====== Input for this task ======

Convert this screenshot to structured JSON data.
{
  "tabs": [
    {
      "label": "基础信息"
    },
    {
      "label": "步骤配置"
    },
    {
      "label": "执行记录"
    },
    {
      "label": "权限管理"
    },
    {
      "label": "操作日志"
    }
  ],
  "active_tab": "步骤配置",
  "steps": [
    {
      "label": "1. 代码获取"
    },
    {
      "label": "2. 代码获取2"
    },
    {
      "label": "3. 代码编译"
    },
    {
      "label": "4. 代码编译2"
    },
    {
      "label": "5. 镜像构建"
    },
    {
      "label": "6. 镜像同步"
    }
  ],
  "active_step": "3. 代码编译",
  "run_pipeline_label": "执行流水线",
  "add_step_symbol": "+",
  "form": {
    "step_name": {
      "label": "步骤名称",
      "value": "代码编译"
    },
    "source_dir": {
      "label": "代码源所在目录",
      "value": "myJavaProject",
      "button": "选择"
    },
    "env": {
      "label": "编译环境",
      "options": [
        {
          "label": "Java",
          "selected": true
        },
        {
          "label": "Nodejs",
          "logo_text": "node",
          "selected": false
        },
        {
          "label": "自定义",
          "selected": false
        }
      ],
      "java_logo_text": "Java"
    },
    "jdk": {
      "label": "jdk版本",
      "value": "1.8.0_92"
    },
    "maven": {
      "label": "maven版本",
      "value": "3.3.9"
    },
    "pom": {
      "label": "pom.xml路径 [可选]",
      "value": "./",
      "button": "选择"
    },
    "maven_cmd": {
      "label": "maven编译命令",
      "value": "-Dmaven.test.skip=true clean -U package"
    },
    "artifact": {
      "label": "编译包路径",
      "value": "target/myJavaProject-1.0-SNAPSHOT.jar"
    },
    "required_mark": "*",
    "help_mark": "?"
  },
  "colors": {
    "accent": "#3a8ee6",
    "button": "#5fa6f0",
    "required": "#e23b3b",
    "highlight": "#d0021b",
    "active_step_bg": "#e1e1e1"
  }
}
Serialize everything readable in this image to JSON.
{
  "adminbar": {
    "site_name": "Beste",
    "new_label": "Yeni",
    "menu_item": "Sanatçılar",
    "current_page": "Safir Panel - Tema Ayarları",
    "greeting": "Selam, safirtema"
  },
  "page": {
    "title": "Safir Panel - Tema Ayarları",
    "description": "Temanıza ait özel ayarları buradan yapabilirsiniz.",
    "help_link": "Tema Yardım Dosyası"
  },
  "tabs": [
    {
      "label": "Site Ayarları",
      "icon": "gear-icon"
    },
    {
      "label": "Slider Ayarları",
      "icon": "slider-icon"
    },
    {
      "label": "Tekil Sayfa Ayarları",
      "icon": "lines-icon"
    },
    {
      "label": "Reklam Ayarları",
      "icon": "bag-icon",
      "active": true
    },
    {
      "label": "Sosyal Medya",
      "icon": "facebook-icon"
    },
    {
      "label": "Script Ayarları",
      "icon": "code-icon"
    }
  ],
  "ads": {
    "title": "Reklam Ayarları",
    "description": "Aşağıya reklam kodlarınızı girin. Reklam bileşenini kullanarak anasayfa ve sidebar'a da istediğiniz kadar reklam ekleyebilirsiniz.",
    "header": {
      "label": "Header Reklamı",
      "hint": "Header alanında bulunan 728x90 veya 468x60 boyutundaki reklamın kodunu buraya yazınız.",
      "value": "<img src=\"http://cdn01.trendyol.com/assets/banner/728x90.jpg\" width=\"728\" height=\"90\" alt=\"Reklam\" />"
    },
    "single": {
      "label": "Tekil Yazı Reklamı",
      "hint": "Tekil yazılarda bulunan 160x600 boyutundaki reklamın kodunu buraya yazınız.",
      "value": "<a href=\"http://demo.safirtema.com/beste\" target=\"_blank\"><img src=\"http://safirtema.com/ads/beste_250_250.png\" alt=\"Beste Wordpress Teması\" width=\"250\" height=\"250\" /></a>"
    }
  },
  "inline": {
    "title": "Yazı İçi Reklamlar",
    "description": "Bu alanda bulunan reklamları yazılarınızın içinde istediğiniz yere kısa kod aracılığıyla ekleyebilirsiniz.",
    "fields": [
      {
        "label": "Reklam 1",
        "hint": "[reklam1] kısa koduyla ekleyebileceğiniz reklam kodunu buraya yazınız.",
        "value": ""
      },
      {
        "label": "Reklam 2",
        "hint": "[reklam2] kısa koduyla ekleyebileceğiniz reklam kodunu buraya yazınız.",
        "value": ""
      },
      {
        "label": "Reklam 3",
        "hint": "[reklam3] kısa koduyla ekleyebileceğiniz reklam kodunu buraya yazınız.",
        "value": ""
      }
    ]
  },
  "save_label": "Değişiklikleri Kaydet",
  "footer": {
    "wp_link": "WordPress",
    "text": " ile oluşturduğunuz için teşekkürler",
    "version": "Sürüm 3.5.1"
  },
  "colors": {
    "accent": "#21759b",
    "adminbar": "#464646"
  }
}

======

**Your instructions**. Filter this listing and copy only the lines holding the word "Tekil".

**Solution to this problem**.
      "label": "Tekil Sayfa Ayarları",
      "label": "Tekil Yazı Reklamı",
      "hint": "Tekil yazılarda bulunan 160x600 boyutundaki reklamın kodunu buraya yazınız.",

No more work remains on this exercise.